Requirement — Search the listing below for the word "Laptop" and return each line that contains it.

The input —
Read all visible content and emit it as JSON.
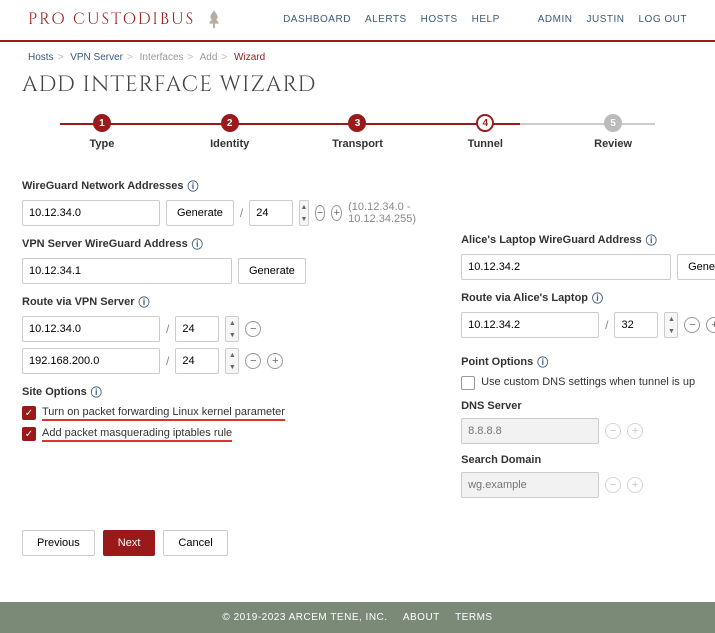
{
  "brand": "PRO CUSTODIBUS",
  "nav": [
    "DASHBOARD",
    "ALERTS",
    "HOSTS",
    "HELP",
    "ADMIN",
    "JUSTIN",
    "LOG OUT"
  ],
  "crumbs": {
    "hosts": "Hosts",
    "vpn": "VPN Server",
    "if": "Interfaces",
    "add": "Add",
    "wiz": "Wizard"
  },
  "title": "ADD INTERFACE WIZARD",
  "steps": {
    "s1": "Type",
    "s2": "Identity",
    "s3": "Transport",
    "s4": "Tunnel",
    "s5": "Review"
  },
  "left": {
    "wg_label": "WireGuard Network Addresses",
    "wg_ip": "10.12.34.0",
    "wg_mask": "24",
    "wg_range": "(10.12.34.0 - 10.12.34.255)",
    "generate": "Generate",
    "vpn_addr_label": "VPN Server WireGuard Address",
    "vpn_addr": "10.12.34.1",
    "route_label": "Route via VPN Server",
    "route1_ip": "10.12.34.0",
    "route1_mask": "24",
    "route2_ip": "192.168.200.0",
    "route2_mask": "24",
    "site_label": "Site Options",
    "opt1": "Turn on packet forwarding Linux kernel parameter",
    "opt2": "Add packet masquerading iptables rule"
  },
  "right": {
    "alice_label": "Alice's Laptop WireGuard Address",
    "alice_ip": "10.12.34.2",
    "generate": "Generate",
    "route_label": "Route via Alice's Laptop",
    "route_ip": "10.12.34.2",
    "route_mask": "32",
    "pt_label": "Point Options",
    "pt_opt": "Use custom DNS settings when tunnel is up",
    "dns_label": "DNS Server",
    "dns_ph": "8.8.8.8",
    "sd_label": "Search Domain",
    "sd_ph": "wg.example"
  },
  "buttons": {
    "prev": "Previous",
    "next": "Next",
    "cancel": "Cancel"
  },
  "footer": {
    "copy": "© 2019-2023  ARCEM TENE, INC.",
    "about": "ABOUT",
    "terms": "TERMS"
  }
}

Exercise result —
    "alice_label": "Alice's Laptop WireGuard Address",
    "route_label": "Route via Alice's Laptop",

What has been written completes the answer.